Tally up the lines below that contain the word "kind" and give the total alone.

■ ■ ■ ■ ■ ■ ■

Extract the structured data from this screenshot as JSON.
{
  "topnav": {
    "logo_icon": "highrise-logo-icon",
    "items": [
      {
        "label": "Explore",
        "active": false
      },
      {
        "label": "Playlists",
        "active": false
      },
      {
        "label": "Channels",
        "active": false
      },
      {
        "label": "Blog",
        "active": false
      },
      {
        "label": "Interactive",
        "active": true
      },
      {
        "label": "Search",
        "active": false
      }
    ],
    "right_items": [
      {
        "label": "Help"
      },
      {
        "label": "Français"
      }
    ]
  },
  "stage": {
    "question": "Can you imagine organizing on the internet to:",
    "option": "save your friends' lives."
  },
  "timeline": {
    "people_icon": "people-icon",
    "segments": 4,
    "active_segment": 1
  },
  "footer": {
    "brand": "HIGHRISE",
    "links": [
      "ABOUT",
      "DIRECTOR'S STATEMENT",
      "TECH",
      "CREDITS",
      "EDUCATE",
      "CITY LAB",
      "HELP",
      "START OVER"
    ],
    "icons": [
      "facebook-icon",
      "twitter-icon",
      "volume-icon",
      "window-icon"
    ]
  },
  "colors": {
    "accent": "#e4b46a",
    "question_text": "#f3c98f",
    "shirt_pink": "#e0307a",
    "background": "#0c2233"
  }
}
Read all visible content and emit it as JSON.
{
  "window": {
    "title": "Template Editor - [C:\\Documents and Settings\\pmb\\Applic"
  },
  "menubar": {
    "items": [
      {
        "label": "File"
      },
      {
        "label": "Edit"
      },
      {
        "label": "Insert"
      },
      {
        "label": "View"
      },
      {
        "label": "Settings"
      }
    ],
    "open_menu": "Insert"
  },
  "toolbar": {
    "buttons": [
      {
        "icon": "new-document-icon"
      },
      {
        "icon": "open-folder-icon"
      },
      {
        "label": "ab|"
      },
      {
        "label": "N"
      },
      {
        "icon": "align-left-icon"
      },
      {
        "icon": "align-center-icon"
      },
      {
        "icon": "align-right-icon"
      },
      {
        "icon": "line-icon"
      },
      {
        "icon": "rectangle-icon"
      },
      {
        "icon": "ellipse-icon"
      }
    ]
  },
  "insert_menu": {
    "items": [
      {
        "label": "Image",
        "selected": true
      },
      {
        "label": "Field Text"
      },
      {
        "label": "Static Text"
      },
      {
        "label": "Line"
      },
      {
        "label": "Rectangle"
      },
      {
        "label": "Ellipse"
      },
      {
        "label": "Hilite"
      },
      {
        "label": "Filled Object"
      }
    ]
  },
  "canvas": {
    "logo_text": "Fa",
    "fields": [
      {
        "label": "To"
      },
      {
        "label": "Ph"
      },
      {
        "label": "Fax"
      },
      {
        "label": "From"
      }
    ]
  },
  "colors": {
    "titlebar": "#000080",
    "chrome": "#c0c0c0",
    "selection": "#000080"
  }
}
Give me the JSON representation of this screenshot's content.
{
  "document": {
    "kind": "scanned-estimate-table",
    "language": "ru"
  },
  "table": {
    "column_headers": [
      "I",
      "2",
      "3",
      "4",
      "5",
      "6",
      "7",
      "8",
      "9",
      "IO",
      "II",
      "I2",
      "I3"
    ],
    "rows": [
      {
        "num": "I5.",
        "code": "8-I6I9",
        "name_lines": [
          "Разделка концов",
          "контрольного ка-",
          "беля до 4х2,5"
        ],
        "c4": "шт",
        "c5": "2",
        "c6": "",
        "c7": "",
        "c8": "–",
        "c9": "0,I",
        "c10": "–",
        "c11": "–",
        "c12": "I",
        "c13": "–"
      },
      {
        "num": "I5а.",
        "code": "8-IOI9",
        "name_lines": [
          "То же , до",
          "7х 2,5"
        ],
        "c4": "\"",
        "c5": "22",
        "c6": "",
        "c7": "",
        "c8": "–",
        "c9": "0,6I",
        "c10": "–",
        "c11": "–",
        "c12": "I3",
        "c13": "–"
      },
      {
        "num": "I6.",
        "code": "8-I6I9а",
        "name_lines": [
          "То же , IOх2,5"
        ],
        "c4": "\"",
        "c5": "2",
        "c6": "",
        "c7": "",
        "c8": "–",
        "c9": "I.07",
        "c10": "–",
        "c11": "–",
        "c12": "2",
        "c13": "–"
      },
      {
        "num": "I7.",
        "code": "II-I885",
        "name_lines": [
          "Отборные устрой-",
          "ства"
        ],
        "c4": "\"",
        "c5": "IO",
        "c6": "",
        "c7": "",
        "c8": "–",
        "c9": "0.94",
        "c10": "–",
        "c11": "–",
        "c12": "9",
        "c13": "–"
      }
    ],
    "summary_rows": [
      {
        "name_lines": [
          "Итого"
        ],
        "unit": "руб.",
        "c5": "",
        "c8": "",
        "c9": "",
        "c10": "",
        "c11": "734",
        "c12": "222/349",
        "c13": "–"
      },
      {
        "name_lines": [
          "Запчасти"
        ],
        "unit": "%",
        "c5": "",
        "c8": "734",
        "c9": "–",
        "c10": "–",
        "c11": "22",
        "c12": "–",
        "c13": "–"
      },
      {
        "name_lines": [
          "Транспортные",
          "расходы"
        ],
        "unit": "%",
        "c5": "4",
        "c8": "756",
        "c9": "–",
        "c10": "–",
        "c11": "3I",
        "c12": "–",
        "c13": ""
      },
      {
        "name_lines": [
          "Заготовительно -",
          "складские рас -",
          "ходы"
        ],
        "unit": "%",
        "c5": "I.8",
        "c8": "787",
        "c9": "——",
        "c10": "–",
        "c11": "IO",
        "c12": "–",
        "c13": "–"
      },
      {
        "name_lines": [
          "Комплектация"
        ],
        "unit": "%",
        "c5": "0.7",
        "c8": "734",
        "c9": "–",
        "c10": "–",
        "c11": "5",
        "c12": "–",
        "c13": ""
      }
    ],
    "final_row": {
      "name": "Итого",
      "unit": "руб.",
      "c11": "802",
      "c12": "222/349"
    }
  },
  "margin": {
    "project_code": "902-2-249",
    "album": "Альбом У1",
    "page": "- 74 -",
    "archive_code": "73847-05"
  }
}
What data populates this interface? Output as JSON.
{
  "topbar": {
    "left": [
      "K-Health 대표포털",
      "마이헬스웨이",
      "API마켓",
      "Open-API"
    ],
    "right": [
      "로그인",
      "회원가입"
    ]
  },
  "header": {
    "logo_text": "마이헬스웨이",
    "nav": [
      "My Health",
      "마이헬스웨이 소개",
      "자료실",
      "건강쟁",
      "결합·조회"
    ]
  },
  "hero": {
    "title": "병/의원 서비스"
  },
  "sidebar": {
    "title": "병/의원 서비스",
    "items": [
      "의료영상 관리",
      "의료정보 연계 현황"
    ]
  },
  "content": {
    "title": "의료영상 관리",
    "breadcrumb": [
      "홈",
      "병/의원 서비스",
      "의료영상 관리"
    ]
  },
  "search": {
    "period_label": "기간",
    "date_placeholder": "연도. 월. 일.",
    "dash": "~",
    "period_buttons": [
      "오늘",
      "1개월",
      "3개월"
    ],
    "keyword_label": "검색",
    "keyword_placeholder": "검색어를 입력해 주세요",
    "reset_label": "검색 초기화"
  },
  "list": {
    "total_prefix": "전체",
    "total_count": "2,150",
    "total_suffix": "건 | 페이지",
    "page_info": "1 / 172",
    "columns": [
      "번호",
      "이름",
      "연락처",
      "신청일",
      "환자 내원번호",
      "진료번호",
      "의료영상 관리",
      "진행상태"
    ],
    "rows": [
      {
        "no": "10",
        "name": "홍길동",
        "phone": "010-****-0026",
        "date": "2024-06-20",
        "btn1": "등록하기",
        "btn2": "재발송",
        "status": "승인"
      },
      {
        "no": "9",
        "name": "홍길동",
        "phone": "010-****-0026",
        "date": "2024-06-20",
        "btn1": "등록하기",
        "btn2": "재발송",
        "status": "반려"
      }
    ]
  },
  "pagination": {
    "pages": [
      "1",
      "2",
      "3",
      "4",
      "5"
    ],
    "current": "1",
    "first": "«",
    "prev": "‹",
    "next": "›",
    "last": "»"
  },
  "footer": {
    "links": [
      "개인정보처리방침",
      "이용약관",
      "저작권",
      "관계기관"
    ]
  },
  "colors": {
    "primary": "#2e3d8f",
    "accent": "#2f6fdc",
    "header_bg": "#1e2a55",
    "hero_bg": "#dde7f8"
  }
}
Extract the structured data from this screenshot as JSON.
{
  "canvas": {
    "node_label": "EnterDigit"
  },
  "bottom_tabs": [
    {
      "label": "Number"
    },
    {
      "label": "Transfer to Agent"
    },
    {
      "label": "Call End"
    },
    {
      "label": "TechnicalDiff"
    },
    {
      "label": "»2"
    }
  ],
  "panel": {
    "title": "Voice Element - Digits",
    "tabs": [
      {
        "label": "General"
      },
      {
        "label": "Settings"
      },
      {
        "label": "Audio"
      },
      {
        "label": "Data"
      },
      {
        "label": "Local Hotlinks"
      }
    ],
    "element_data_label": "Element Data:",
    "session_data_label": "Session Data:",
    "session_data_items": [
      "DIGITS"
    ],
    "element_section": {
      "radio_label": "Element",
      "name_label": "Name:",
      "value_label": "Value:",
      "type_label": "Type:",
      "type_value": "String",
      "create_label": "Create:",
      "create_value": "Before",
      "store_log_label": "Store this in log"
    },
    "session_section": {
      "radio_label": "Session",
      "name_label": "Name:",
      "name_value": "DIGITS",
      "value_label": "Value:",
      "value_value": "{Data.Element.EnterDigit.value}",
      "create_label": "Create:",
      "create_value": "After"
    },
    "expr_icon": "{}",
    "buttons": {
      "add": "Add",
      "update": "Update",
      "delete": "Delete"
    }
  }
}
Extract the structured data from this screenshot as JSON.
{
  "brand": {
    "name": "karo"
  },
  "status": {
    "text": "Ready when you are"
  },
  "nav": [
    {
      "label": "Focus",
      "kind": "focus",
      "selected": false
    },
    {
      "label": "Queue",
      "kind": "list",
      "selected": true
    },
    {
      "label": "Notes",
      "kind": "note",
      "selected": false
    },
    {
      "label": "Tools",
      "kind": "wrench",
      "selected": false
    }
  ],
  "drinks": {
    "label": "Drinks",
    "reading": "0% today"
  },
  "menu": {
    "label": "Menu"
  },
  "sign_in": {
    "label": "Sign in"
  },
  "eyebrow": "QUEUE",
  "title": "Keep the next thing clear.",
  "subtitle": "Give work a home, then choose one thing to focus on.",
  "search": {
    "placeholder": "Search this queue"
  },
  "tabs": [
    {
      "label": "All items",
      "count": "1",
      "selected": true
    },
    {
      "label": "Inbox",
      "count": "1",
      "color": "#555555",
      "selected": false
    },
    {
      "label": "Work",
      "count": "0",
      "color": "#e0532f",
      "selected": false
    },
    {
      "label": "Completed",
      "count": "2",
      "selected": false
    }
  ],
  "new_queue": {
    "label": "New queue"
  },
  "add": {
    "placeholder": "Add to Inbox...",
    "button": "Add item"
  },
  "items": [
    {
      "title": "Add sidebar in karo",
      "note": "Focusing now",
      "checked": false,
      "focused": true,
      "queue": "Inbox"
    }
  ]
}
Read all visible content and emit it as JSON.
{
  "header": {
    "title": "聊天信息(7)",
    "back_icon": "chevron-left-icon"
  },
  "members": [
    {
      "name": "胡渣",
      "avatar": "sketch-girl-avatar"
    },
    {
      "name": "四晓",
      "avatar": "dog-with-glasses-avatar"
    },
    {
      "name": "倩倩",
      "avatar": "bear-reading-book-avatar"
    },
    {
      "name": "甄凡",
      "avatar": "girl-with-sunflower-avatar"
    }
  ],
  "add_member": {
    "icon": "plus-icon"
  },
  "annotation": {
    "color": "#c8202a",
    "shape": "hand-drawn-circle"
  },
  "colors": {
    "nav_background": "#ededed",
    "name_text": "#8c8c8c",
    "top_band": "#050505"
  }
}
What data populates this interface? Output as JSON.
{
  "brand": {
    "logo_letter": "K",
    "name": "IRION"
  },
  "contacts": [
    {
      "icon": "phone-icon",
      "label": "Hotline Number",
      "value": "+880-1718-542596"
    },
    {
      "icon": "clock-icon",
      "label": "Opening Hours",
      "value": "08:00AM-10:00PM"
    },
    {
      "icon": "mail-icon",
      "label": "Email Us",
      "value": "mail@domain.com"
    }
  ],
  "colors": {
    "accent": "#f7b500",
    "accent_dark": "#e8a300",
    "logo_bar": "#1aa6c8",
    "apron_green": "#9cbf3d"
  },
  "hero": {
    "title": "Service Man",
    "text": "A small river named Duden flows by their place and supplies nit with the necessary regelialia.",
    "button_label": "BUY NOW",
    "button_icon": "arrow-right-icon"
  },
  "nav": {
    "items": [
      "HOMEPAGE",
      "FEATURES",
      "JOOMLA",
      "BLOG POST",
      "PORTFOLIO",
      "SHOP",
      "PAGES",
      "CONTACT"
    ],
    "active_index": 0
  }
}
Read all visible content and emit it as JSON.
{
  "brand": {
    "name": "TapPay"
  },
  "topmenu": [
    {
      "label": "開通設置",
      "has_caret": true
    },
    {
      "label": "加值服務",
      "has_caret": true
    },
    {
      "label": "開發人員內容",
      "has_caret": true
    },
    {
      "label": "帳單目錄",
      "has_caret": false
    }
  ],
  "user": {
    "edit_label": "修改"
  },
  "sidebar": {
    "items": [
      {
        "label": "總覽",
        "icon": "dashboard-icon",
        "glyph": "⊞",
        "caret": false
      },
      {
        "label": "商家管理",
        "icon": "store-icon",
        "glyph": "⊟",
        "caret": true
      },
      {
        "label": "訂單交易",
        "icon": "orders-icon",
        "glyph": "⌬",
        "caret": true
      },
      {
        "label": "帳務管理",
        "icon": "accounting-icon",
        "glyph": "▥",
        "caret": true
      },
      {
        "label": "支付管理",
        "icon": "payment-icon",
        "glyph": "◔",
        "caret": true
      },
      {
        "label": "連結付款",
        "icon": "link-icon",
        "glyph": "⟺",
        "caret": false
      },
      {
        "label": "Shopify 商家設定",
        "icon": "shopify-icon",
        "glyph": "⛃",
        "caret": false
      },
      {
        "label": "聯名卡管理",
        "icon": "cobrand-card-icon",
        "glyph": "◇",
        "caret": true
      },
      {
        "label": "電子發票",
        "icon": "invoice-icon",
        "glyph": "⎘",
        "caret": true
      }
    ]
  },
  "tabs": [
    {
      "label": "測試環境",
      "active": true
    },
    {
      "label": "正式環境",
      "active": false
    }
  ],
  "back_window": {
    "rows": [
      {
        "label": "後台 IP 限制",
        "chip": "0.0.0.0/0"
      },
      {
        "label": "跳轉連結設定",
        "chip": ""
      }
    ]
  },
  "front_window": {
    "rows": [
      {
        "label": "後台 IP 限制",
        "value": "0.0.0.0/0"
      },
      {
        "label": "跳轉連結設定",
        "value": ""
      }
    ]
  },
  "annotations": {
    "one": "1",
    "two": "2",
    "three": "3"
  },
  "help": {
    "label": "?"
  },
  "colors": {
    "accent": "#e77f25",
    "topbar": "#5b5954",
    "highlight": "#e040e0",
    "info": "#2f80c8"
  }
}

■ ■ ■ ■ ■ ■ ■

**EXERCISE ANSWER**
5